Blaming our partners for how we feel/what we’re going through emotionally is a subtle form of selfishness. True happiness cannot be derived from a partner; it comes from within, so if you’re feeling crap and you feel it another person’s responsibility to make you happy, you’ve got it all wrong. One can always support the other but any sacrifices made should be an autonomous choice and not seen as an expectation. We have to take responsibility for our own emotions and expect others to be responsible for theirs. There’s a subtle yet important difference between being supportive of your partner and carrying their whole drama on your shoulders.
Having a healthy relationship should not in any case be the responsibility of one person who is meant to feel guilty each time things go wrong in the union. Yes! it’s good to take responsibility for your life but heaping blames on yourself will not do much good to the relationship neither will it make the other person love you more.
A healthy relationship solves conflicts and real issues facing it. A toxic one covers the issues with superficial pleasures like going on outings and buying something nice for each other. Not only does it brush the real problem under the rug (where it will always re-emerge from even worse the next time), but it sets an unhealthy precedent within the relationship.

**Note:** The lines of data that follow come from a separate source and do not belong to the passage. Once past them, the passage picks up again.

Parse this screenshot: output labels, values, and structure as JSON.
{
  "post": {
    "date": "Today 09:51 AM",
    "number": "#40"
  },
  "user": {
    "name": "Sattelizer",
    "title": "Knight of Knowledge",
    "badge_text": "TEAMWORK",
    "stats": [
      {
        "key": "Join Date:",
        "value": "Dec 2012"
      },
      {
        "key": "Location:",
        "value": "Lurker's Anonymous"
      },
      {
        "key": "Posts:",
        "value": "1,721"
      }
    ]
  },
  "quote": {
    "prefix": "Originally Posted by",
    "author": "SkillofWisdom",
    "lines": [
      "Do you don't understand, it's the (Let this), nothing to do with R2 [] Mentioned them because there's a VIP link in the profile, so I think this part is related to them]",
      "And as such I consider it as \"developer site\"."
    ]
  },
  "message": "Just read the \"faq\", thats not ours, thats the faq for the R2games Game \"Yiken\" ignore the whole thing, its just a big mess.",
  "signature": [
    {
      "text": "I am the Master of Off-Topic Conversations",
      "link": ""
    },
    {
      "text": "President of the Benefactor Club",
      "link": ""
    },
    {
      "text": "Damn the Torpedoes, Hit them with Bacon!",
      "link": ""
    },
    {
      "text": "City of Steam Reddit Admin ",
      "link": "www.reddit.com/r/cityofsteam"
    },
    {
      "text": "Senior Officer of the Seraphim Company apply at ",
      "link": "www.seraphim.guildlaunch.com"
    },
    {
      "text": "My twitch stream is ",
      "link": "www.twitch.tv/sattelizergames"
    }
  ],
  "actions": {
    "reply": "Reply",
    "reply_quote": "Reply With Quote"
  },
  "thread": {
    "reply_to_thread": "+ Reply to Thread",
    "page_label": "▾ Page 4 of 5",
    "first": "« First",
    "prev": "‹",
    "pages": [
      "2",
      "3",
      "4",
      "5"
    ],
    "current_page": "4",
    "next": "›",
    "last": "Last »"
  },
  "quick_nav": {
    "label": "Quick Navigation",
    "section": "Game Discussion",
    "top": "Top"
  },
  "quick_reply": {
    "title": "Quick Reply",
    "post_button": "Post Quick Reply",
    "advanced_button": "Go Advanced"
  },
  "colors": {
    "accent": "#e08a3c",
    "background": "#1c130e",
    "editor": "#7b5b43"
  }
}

Imagine that whenever a woman gets angry at her boyfriend/husband, the man ‘solves’ the issue by buying the woman something nice, or taking her to a nice restaurant or something. Not only does this give the woman unconscious incentive to find more reasons to be upset with the man, but it also gives the man absolutely no incentive to actually be accountable for the problems in the relationship.
You just end up with a man who feels like a cash machine, and an incessantly bitter woman who feels unheard. Doesn’t solve anything, does it? Communication is the real deal here. Deal with the problem. If it’s a broken trust, talk about what it will take to rebuild it. Someone feels ignored or unappreciated? Talk about ways to restore those feelings of appreciation. There’s nothing wrong with doing nice things for a significant other after a fight to show solidarity and to reaffirm commitment. But one should never use gifts or fancy things to replace dealing with the underlying emotional issues.
Respect, in my opinion, carries a relationship far than the love shared. It’s even weird and sound absurd to ‘claim to love someone and blatantly disrespect them’. Love and disrespect does not go hand in hand. You respect people you love and anyone who is respected wants to show more love in return.
When a woman feels loved, she gives more respect to the man and a man who feels respected goes out of his way to shower more love. When one partner feels superior and sees himself/herself as doing the other person a ‘favour’ by remaining in the union, arrogance will set in soon. Having respect for each other does not entail saying yes to every whim and caprice of the other. You can disagree with things but the manner of your disagreement will speak of the level of respect you hold for him/her. Respect is an all-time secret of happy healthy relationships.